The Mk VII Tetrarch was a British light tank developed by Vickers and used by British airborne units during the Battle of Normandy and the first phase of the invasion of Germany, playing an infantry support role. The first prototype of the Mk VII Tetrarch was finished in 1938, entering into service in late 1941. It was fitted with a 76.2mm gun, mounted on a two-man turret, and a coaxial 7.92mm (0.312-in) machine gun. Although it was armed well enough to play an infantry support role, the British Mk VII light tank was outclassed by the German tanks.
Transported by gliders, the Tetrarch first went into action during the Normandy landings of June 6, 1944 during the second airborne wave. Most of them landed near the River Orne, where their combat life was short, They were next used during the Rhine crossings on 24 March 1945, but only a few were used during that event as their numbers had been supplemented by the American M22 Locust.

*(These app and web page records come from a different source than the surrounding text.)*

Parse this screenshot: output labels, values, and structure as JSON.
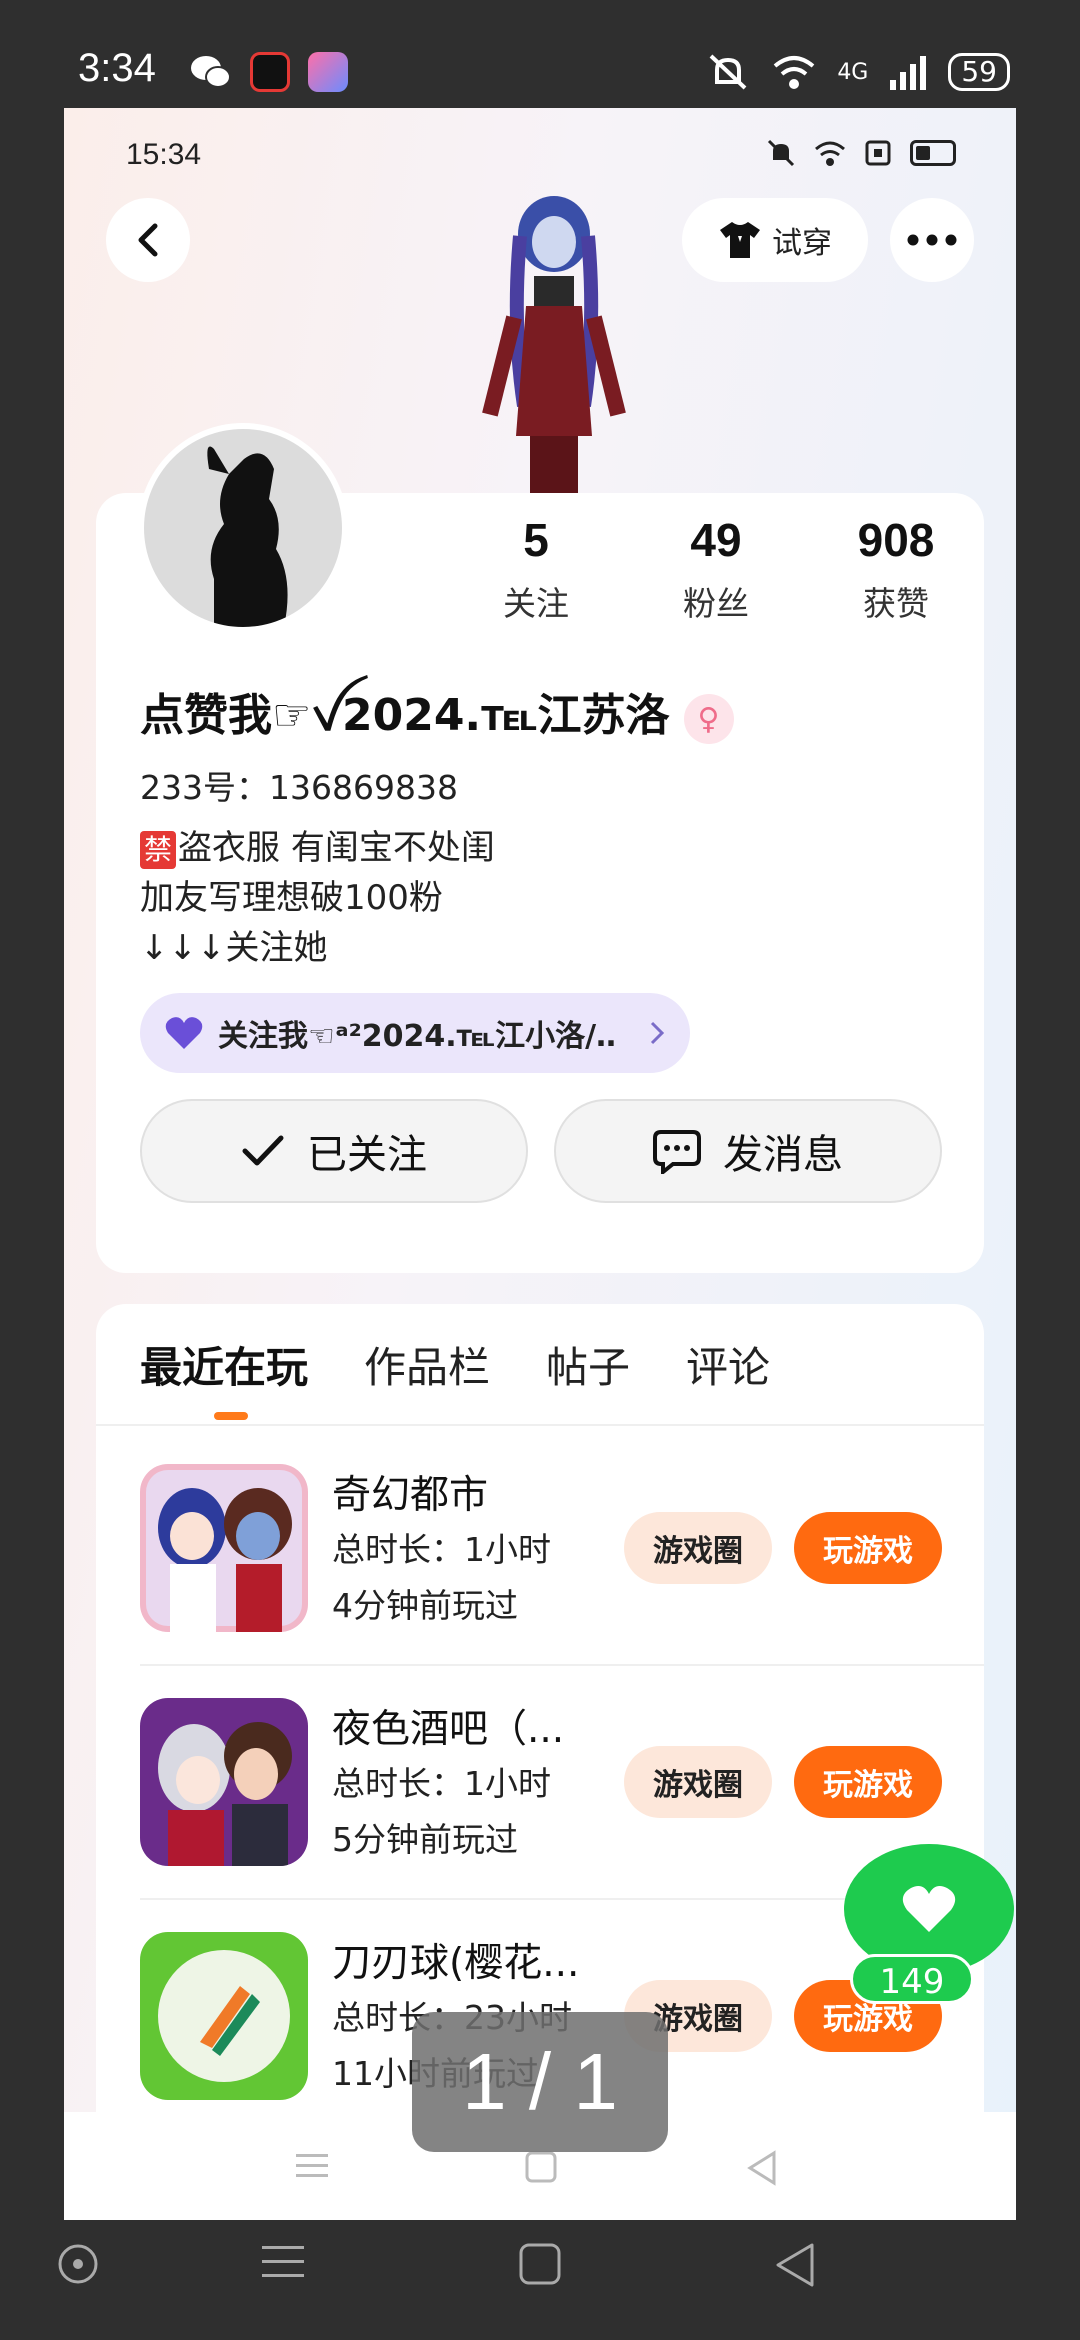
{
  "outer_status": {
    "time": "3:34",
    "battery": "59",
    "network": "4G"
  },
  "inner_status": {
    "time": "15:34"
  },
  "header": {
    "try_on_label": "试穿"
  },
  "profile": {
    "stats": [
      {
        "num": "5",
        "label": "关注"
      },
      {
        "num": "49",
        "label": "粉丝"
      },
      {
        "num": "908",
        "label": "获赞"
      }
    ],
    "name": "点赞我☞ꪜ2024.℡江苏洛",
    "gender_symbol": "♀",
    "uid": "233号：136869838",
    "bio_ban": "禁",
    "bio_line1": "盗衣服 有闺宝不处闺",
    "bio_line2": "加友写理想破100粉",
    "bio_line3": "↓↓↓关注她",
    "group_text": "关注我☜ᵃ²2024.℡江小洛/‥",
    "followed_label": "已关注",
    "message_label": "发消息"
  },
  "tabs": [
    "最近在玩",
    "作品栏",
    "帖子",
    "评论"
  ],
  "games": [
    {
      "name": "奇幻都市",
      "duration": "总时长：1小时",
      "last_played": "4分钟前玩过",
      "circle": "游戏圈",
      "play": "玩游戏"
    },
    {
      "name": "夜色酒吧（...",
      "duration": "总时长：1小时",
      "last_played": "5分钟前玩过",
      "circle": "游戏圈",
      "play": "玩游戏"
    },
    {
      "name": "刀刃球(樱花...",
      "duration": "总时长：23小时",
      "last_played": "11小时前玩过",
      "circle": "游戏圈",
      "play": "玩游戏"
    }
  ],
  "like_count": "149",
  "page_indicator": "1 / 1"
}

That marked the limits of the type’s airborne operational career, but some were retained for a few years after the war until their Hamilcar gliders were withdrawn from service.

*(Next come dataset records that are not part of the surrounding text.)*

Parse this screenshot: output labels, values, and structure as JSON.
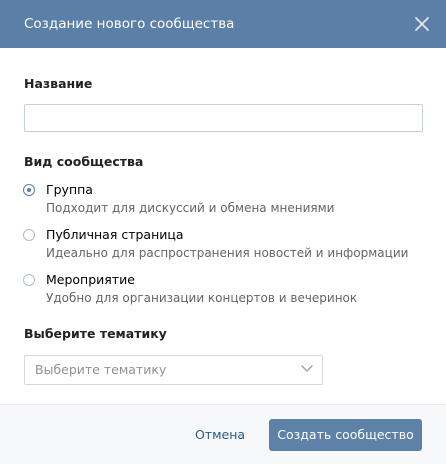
{
  "dialog": {
    "title": "Создание нового сообщества",
    "close_icon": "close-icon",
    "header_color": "#5b7fa6"
  },
  "name_field": {
    "label": "Название",
    "value": "",
    "placeholder": ""
  },
  "community_type": {
    "label": "Вид сообщества",
    "selected": "group",
    "options": [
      {
        "id": "group",
        "title": "Группа",
        "description": "Подходит для дискуссий и обмена мнениями",
        "checked": true
      },
      {
        "id": "public",
        "title": "Публичная страница",
        "description": "Идеально для распространения новостей и информации",
        "checked": false
      },
      {
        "id": "event",
        "title": "Мероприятие",
        "description": "Удобно для организации концертов и вечеринок",
        "checked": false
      }
    ]
  },
  "topic": {
    "label": "Выберите тематику",
    "selected_value": "Выберите тематику",
    "chevron_icon": "chevron-down-icon"
  },
  "footer": {
    "cancel_label": "Отмена",
    "submit_label": "Создать сообщество",
    "accent_color": "#5e81a8"
  }
}
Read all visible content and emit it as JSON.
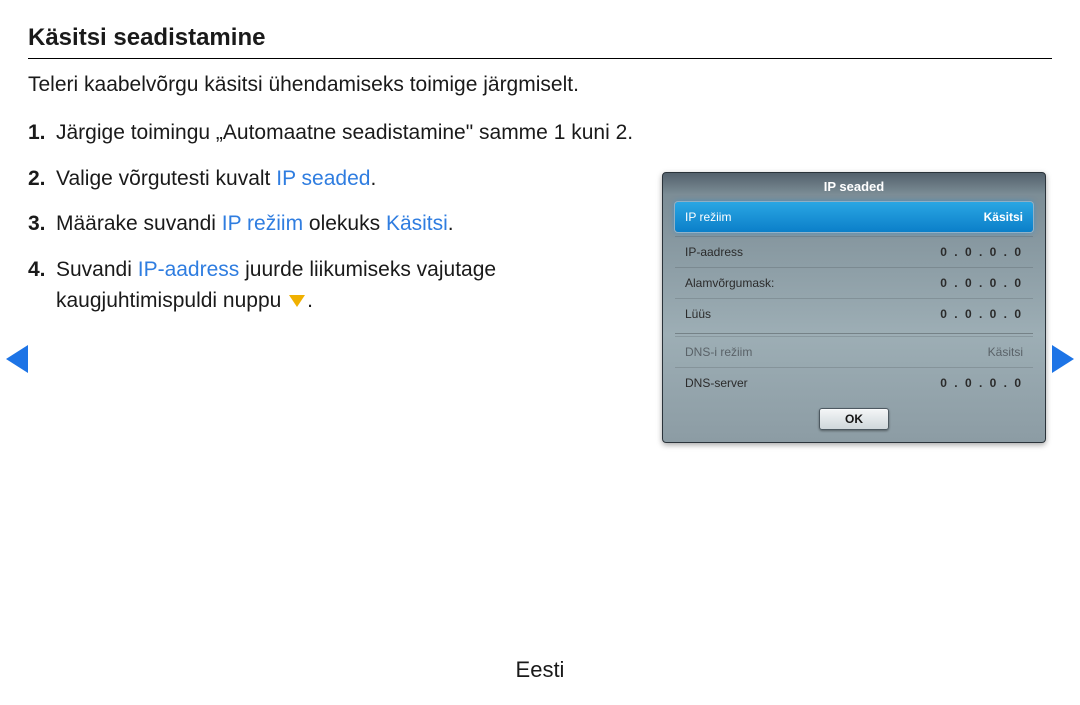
{
  "title": "Käsitsi seadistamine",
  "intro": "Teleri kaabelvõrgu käsitsi ühendamiseks toimige järgmiselt.",
  "steps": {
    "s1": {
      "num": "1.",
      "text": "Järgige toimingu „Automaatne seadistamine\" samme 1 kuni 2."
    },
    "s2": {
      "num": "2.",
      "pre": "Valige võrgutesti kuvalt ",
      "hl": "IP seaded",
      "post": "."
    },
    "s3": {
      "num": "3.",
      "pre": "Määrake suvandi ",
      "hl1": "IP režiim",
      "mid": " olekuks ",
      "hl2": "Käsitsi",
      "post": "."
    },
    "s4": {
      "num": "4.",
      "pre": "Suvandi ",
      "hl": "IP-aadress",
      "mid": " juurde liikumiseks vajutage kaugjuhtimispuldi nuppu ",
      "post": "."
    }
  },
  "panel": {
    "title": "IP seaded",
    "rows": {
      "mode": {
        "label": "IP režiim",
        "value": "Käsitsi"
      },
      "ip": {
        "label": "IP-aadress",
        "value": "0 . 0 . 0 . 0"
      },
      "mask": {
        "label": "Alamvõrgumask:",
        "value": "0 . 0 . 0 . 0"
      },
      "gw": {
        "label": "Lüüs",
        "value": "0 . 0 . 0 . 0"
      },
      "dnsm": {
        "label": "DNS-i režiim",
        "value": "Käsitsi"
      },
      "dns": {
        "label": "DNS-server",
        "value": "0 . 0 . 0 . 0"
      }
    },
    "ok": "OK"
  },
  "footer": "Eesti"
}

Type: infantry support light tank
Country of origin: United Kingdom
Weapons: one 76.2mm-caliber howitzer; one 7.92mm machine gun
Powerplant: one Meadows 12-cylinder
gasoline engine, delivering 165 hp
Weight: 7620 kg(16,800 lb)
Length of hull: 4.115 m (13 ft 6 in)
Width: 2.31 m (7 ft 7 in)
Height: 2.121 m (6 ft 11.5 in)
Maximum road speed: 64 km/h (40 mph)
Maximum crosscountry speed: 45 km/h (28 mph)
Fording: 0.914 m (3 ft)
Trench: 1.524 m